I’m sure that all the boys, and the girl, on the development team in Japan loved the saddle but add the weight of something in the region of an additional five gallons of gas on it and there are problems.
Finally, Honda are convinced that they have got the RS absolutely right and so pitch it against the BMW R nineT Café Racer and the Thruxton R in terms of price point and this, to say the least, is very ambitious.
So, what is the final conclusion? Let’s look at the positives first because a lot of these virtues are grounded in empirical fact. The RS offers a sublimely efficient, ultra-sophisticated power plant that is effortless to use. This engine is housed in a truly excellent chassis, with class leading brakes. The fit and finish is exemplary too.
Now to the ephemeral and incalculable. The RS is a bit like your favorite cousin. You like her, you respect her and would even take her out to dinner but, unless you have a very strange mind-set, this would be all.
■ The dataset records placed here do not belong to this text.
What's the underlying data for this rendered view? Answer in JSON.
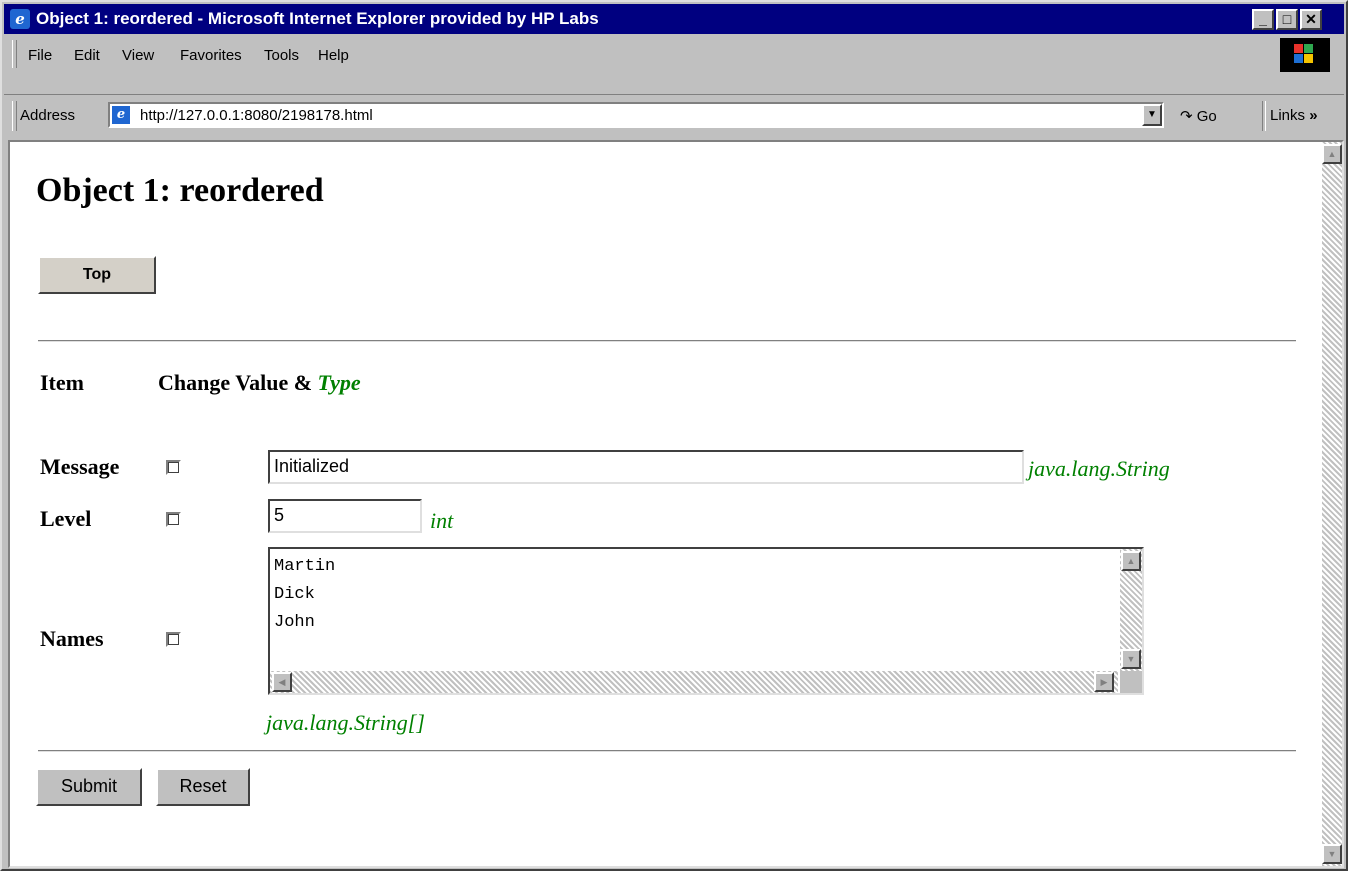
{
  "window": {
    "title": "Object 1: reordered - Microsoft Internet Explorer provided by HP Labs",
    "icon": "ie-icon",
    "caption_buttons": [
      "minimize",
      "maximize",
      "close"
    ]
  },
  "menu": {
    "items": [
      {
        "label": "File"
      },
      {
        "label": "Edit"
      },
      {
        "label": "View"
      },
      {
        "label": "Favorites"
      },
      {
        "label": "Tools"
      },
      {
        "label": "Help"
      }
    ]
  },
  "address_bar": {
    "label": "Address",
    "url": "http://127.0.0.1:8080/2198178.html",
    "go_label": "Go",
    "links_label": "Links"
  },
  "page": {
    "heading": "Object 1: reordered",
    "top_button": "Top",
    "header_item": "Item",
    "header_change": "Change Value &",
    "header_type": "Type",
    "fields": {
      "message": {
        "label": "Message",
        "value": "Initialized",
        "type": "java.lang.String",
        "checked": false
      },
      "level": {
        "label": "Level",
        "value": "5",
        "type": "int",
        "checked": false
      },
      "names": {
        "label": "Names",
        "lines": [
          "Martin",
          "Dick",
          "John"
        ],
        "type": "java.lang.String[]",
        "checked": false
      }
    },
    "submit_label": "Submit",
    "reset_label": "Reset"
  },
  "colors": {
    "titlebar": "#000080",
    "type_text": "#008000",
    "chrome": "#c0c0c0"
  }
}
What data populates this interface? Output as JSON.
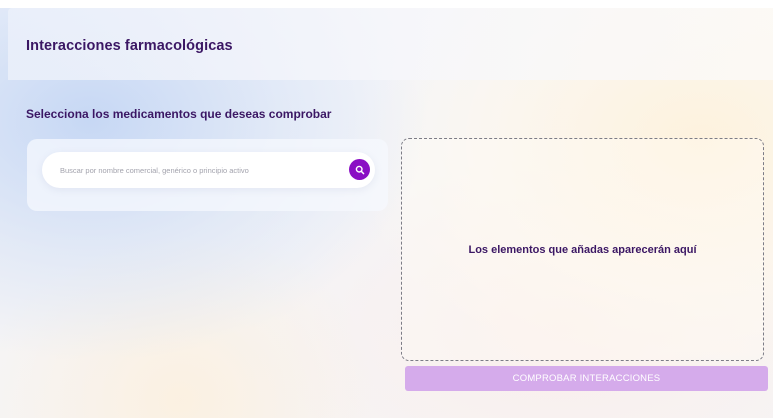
{
  "header": {
    "title": "Interacciones farmacológicas"
  },
  "section": {
    "title": "Selecciona los medicamentos que deseas comprobar"
  },
  "search": {
    "value": "",
    "placeholder": "Buscar por nombre comercial, genérico o principio activo",
    "button_icon": "search-icon"
  },
  "selection": {
    "empty_message": "Los elementos que añadas aparecerán aquí"
  },
  "actions": {
    "check_label": "COMPROBAR INTERACCIONES",
    "check_enabled": false
  },
  "colors": {
    "accent": "#8a0fc4",
    "title": "#3b1764",
    "button_disabled": "#d5abeb"
  }
}
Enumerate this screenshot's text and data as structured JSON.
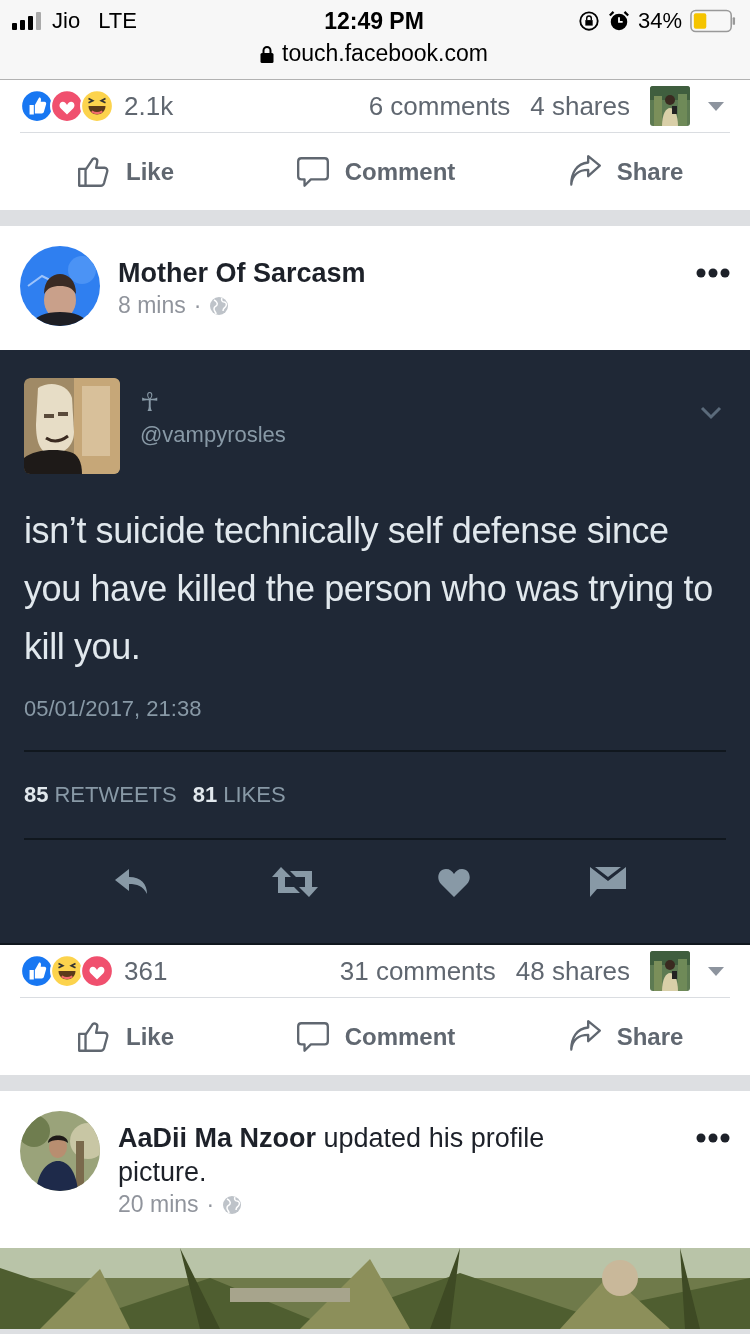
{
  "status_bar": {
    "carrier": "Jio",
    "network": "LTE",
    "time": "12:49 PM",
    "battery": "34%",
    "url": "touch.facebook.com"
  },
  "previous_post_footer": {
    "reactions": [
      {
        "kind": "like"
      },
      {
        "kind": "love"
      },
      {
        "kind": "haha"
      }
    ],
    "reaction_count": "2.1k",
    "comments": "6 comments",
    "shares": "4 shares",
    "actions": [
      {
        "kind": "like",
        "label": "Like"
      },
      {
        "kind": "comment",
        "label": "Comment"
      },
      {
        "kind": "share",
        "label": "Share"
      }
    ]
  },
  "post": {
    "author": "Mother Of Sarcasm",
    "time": "8 mins",
    "separator": "·",
    "tweet": {
      "display_name": "☥",
      "handle": "@vampyrosles",
      "text": "isn’t suicide technically self defense since you have killed the person who was trying to kill you.",
      "timestamp": "05/01/2017, 21:38",
      "retweets": "85",
      "retweets_label": "RETWEETS",
      "likes": "81",
      "likes_label": "LIKES"
    },
    "footer": {
      "reactions": [
        {
          "kind": "like"
        },
        {
          "kind": "haha"
        },
        {
          "kind": "love"
        }
      ],
      "reaction_count": "361",
      "comments": "31 comments",
      "shares": "48 shares",
      "actions": [
        {
          "kind": "like",
          "label": "Like"
        },
        {
          "kind": "comment",
          "label": "Comment"
        },
        {
          "kind": "share",
          "label": "Share"
        }
      ]
    }
  },
  "next_post": {
    "headline": "**AaDii Ma Nzoor** updated his profile picture.",
    "time": "20 mins",
    "separator": "·",
    "kind": "picture"
  }
}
For me, I don’t want a bike which is my cousin but something much more. I want to look at my bike and ache to ride it. I want to know that to get the best from it will take effort, commitment and skill. I want to have to go across to my garage the last thing at night and touch my motorcycle, just for the joy of knowing what pleasure we are going to have the next time we ride together – and the RS wouldn’t give me any of these feelings.
What Honda need to do is to put their bikini faired concept bike into production, give the RS engine another 15-horsepower and make the exhaust sound like a slightly muted version of Dick Mann’s Daytona winning CB750. Then, I’d want to own one.
Thanks to the enthusiastic Paul Ledsham, Manager of Smiths Honda in Chester, (www.smithshonda.co.uk) for the loan of his RS and his help with this article.[/su_box]